Website and app data records
---*---
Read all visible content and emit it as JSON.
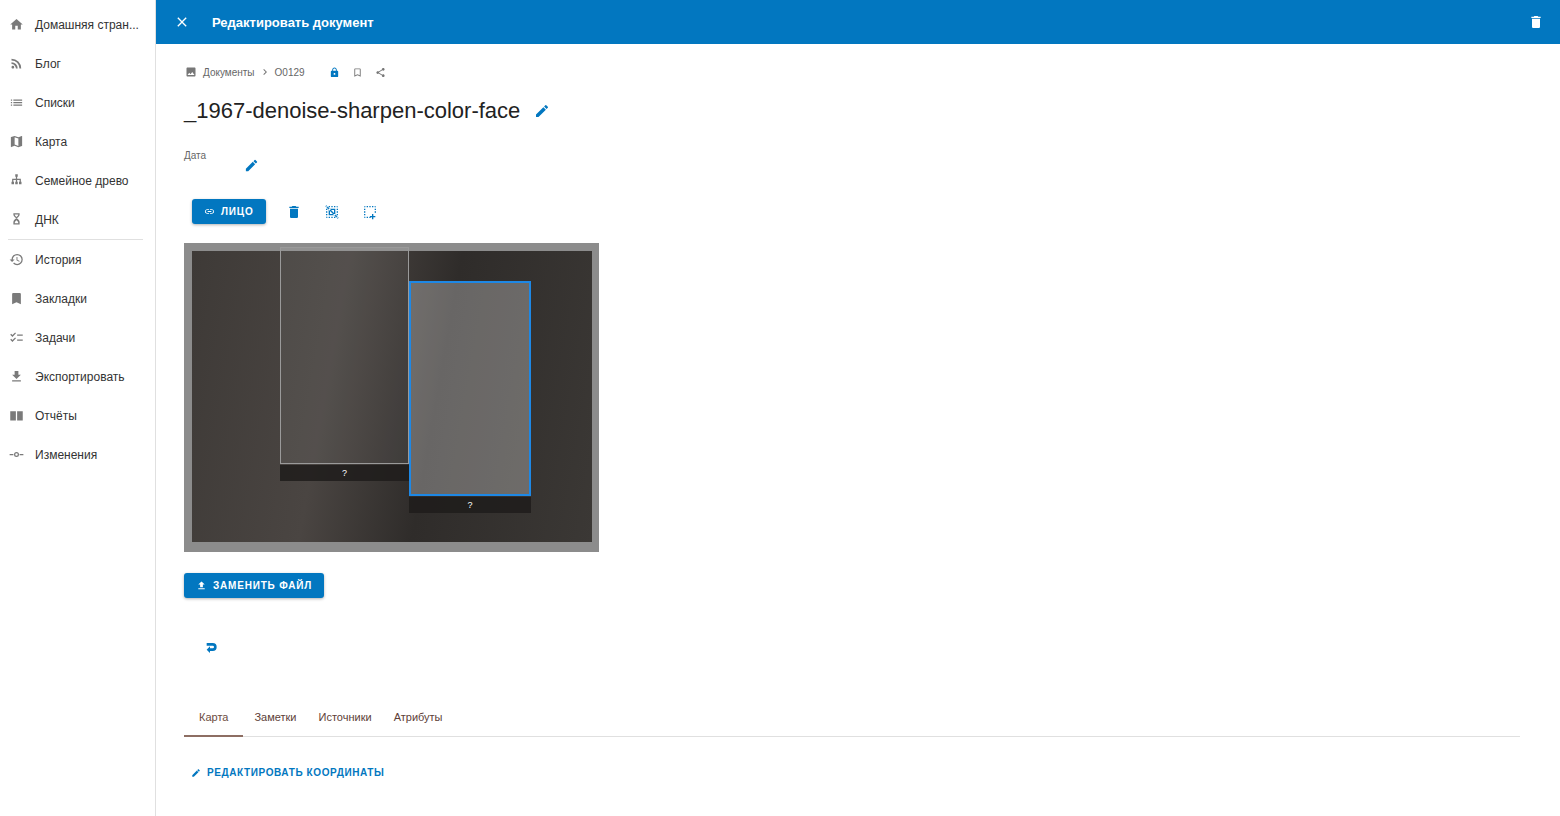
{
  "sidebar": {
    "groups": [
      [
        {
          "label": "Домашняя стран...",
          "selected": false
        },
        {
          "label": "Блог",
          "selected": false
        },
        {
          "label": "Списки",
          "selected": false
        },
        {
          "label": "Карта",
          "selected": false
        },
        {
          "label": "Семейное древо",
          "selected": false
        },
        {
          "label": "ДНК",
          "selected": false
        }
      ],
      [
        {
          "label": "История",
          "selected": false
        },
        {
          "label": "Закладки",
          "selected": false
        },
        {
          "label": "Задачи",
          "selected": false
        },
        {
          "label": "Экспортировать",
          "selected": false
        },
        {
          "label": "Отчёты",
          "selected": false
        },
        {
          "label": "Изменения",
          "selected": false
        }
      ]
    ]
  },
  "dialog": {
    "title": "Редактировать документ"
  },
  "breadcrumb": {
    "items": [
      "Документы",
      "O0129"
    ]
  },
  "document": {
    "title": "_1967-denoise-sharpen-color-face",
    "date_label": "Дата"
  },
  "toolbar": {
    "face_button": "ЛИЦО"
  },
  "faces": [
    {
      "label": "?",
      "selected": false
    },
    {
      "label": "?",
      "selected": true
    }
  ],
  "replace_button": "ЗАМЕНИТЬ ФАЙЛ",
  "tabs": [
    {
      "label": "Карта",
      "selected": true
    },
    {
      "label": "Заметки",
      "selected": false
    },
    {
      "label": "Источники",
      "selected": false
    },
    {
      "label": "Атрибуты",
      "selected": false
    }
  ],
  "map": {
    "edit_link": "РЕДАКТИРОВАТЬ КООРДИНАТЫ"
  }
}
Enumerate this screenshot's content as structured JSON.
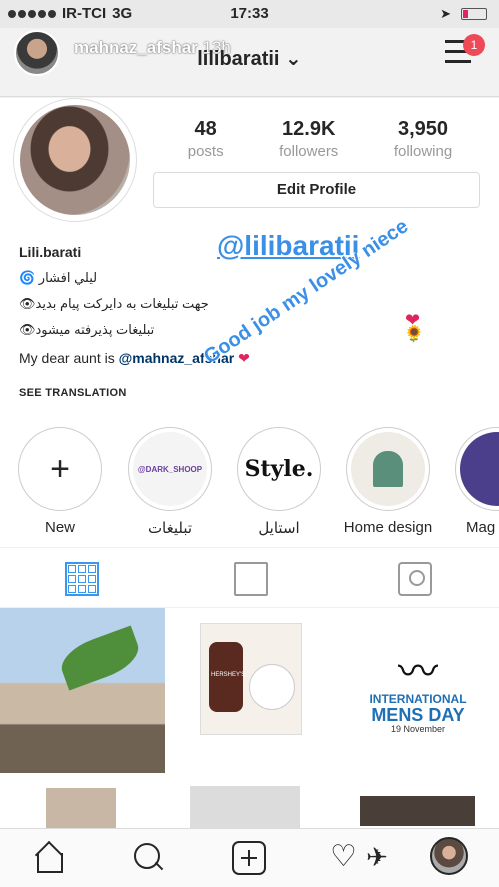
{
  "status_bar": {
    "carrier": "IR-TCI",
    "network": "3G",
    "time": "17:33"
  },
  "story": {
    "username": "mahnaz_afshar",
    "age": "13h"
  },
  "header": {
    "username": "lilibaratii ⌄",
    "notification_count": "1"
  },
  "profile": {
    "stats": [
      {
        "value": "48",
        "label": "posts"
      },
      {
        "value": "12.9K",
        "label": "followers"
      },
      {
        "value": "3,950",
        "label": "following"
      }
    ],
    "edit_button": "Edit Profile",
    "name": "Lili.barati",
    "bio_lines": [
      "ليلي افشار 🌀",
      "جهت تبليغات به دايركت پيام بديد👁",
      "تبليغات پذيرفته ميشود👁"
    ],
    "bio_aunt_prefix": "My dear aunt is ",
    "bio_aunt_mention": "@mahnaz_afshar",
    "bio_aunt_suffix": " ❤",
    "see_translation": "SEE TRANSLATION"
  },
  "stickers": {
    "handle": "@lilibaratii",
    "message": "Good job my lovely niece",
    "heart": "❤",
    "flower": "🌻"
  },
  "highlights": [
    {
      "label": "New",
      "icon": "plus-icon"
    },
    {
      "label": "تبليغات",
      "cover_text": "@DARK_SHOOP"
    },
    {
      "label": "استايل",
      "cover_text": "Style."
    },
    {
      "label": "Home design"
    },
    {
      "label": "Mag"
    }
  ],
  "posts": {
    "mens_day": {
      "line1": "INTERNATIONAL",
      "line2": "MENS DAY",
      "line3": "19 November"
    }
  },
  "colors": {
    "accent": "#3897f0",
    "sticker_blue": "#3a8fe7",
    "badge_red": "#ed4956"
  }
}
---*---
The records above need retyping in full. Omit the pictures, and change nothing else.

Read all visible content and emit it as JSON.
{
  "sidebar": {
    "groups": [
      [
        {
          "label": "Домашняя стран...",
          "selected": false
        },
        {
          "label": "Блог",
          "selected": false
        },
        {
          "label": "Списки",
          "selected": false
        },
        {
          "label": "Карта",
          "selected": false
        },
        {
          "label": "Семейное древо",
          "selected": false
        },
        {
          "label": "ДНК",
          "selected": false
        }
      ],
      [
        {
          "label": "История",
          "selected": false
        },
        {
          "label": "Закладки",
          "selected": false
        },
        {
          "label": "Задачи",
          "selected": false
        },
        {
          "label": "Экспортировать",
          "selected": false
        },
        {
          "label": "Отчёты",
          "selected": false
        },
        {
          "label": "Изменения",
          "selected": false
        }
      ]
    ]
  },
  "dialog": {
    "title": "Редактировать документ"
  },
  "breadcrumb": {
    "items": [
      "Документы",
      "O0129"
    ]
  },
  "document": {
    "title": "_1967-denoise-sharpen-color-face",
    "date_label": "Дата"
  },
  "toolbar": {
    "face_button": "ЛИЦО"
  },
  "faces": [
    {
      "label": "?",
      "selected": false
    },
    {
      "label": "?",
      "selected": true
    }
  ],
  "replace_button": "ЗАМЕНИТЬ ФАЙЛ",
  "tabs": [
    {
      "label": "Карта",
      "selected": true
    },
    {
      "label": "Заметки",
      "selected": false
    },
    {
      "label": "Источники",
      "selected": false
    },
    {
      "label": "Атрибуты",
      "selected": false
    }
  ],
  "map": {
    "edit_link": "РЕДАКТИРОВАТЬ КООРДИНАТЫ"
  }
}
Enumerate this screenshot's content as structured JSON.
{
  "status_bar": {
    "carrier": "IR-TCI",
    "network": "3G",
    "time": "17:33"
  },
  "story": {
    "username": "mahnaz_afshar",
    "age": "13h"
  },
  "header": {
    "username": "lilibaratii ⌄",
    "notification_count": "1"
  },
  "profile": {
    "stats": [
      {
        "value": "48",
        "label": "posts"
      },
      {
        "value": "12.9K",
        "label": "followers"
      },
      {
        "value": "3,950",
        "label": "following"
      }
    ],
    "edit_button": "Edit Profile",
    "name": "Lili.barati",
    "bio_lines": [
      "ليلي افشار 🌀",
      "جهت تبليغات به دايركت پيام بديد👁",
      "تبليغات پذيرفته ميشود👁"
    ],
    "bio_aunt_prefix": "My dear aunt is ",
    "bio_aunt_mention": "@mahnaz_afshar",
    "bio_aunt_suffix": " ❤",
    "see_translation": "SEE TRANSLATION"
  },
  "stickers": {
    "handle": "@lilibaratii",
    "message": "Good job my lovely niece",
    "heart": "❤",
    "flower": "🌻"
  },
  "highlights": [
    {
      "label": "New",
      "icon": "plus-icon"
    },
    {
      "label": "تبليغات",
      "cover_text": "@DARK_SHOOP"
    },
    {
      "label": "استايل",
      "cover_text": "Style."
    },
    {
      "label": "Home design"
    },
    {
      "label": "Mag"
    }
  ],
  "posts": {
    "mens_day": {
      "line1": "INTERNATIONAL",
      "line2": "MENS DAY",
      "line3": "19 November"
    }
  },
  "colors": {
    "accent": "#3897f0",
    "sticker_blue": "#3a8fe7",
    "badge_red": "#ed4956"
  }
}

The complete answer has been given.